by Nancy Garduño, age 16
Pancakes taste wonderful, but they would not be as scrumptious without real maple syrup. And this year in Wisconsin, we have a lot of it.
The average maple syrup harvest season is about 28 days in Wisconsin. Tapping, the technique used to extract sap, must be done no later than April, or the syrup will spoil. Concentrating the sap of sugar maple or various other species of maple trees produces maple syrup.
Maple sap runs best when it freezes at night and then warms up above freezing point the next day, between 20-40 degrees Fahrenheit. If temperatures have a wider range, sweet-tasting maple syrup turns into green, bitter-tasting sap called buddy-flavor, and sap slows or ceases to flow.
According to Gretchen Grape, executive director of the Wisconsin Maple Syrup Producers Association, “[2013 was] a perfect year. It was cold at night and it just warmed enough during the day.”
In fact, this maple syrup season was prosperous enough to collect 265,000 gallons, according to a report by the National Agricultural Statistics Service (NASS). Forty gallons of sap produces just one gallon of syrup. NASS has stated that since 1992, this is the highest number recorded in the state. Nationally, 3.25 million gallons were produced and Wisconsin ranked fourth. The average price producers received in 2012 was $45.60 per gallon compared to $36.30 in 2011. Grape expects the price to remain the same this year in order to make up for last year’s loss.
The only downside to this year’s harvest was the small amount of dark syrup, which only accounted for eight percent of the harvest. Dark syrup is a favorite among customers because it has the most flavor.

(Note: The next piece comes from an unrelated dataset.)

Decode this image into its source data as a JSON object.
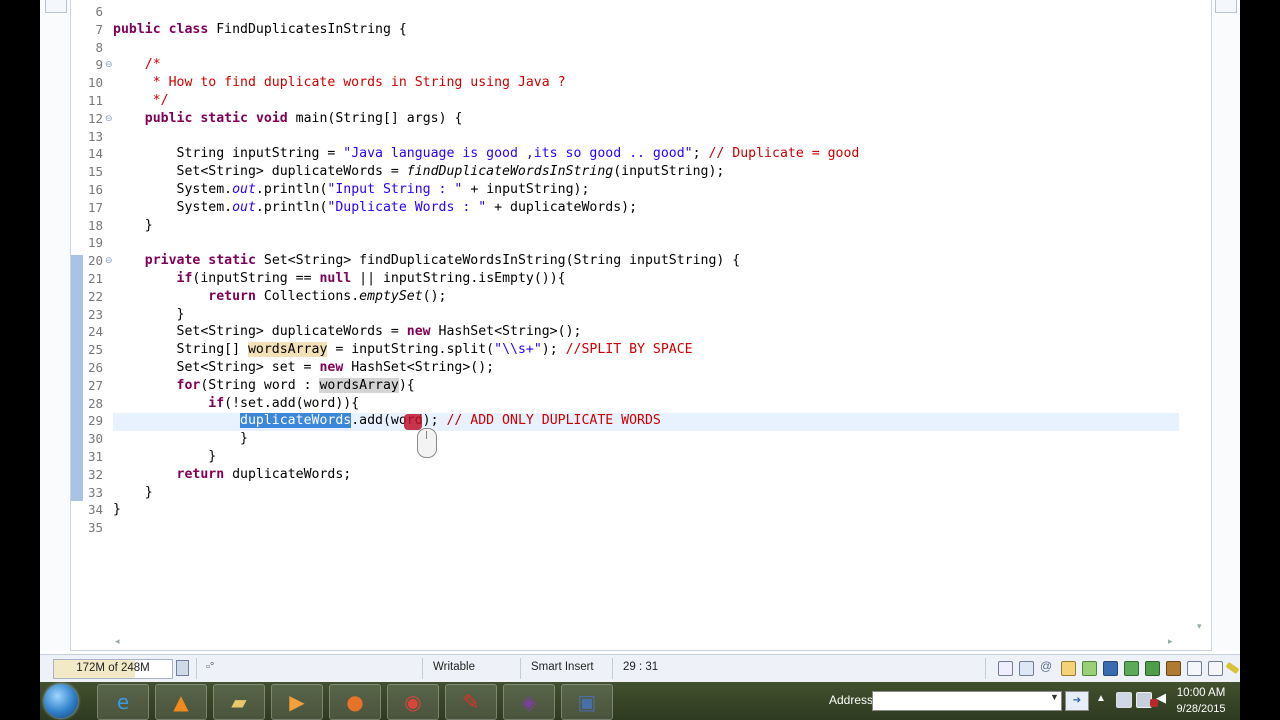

Half of the 2013 season produced light syrup, the other half medium, and dark syrup was only produced the last day of the season.
[Source: Wisconsin State Journal]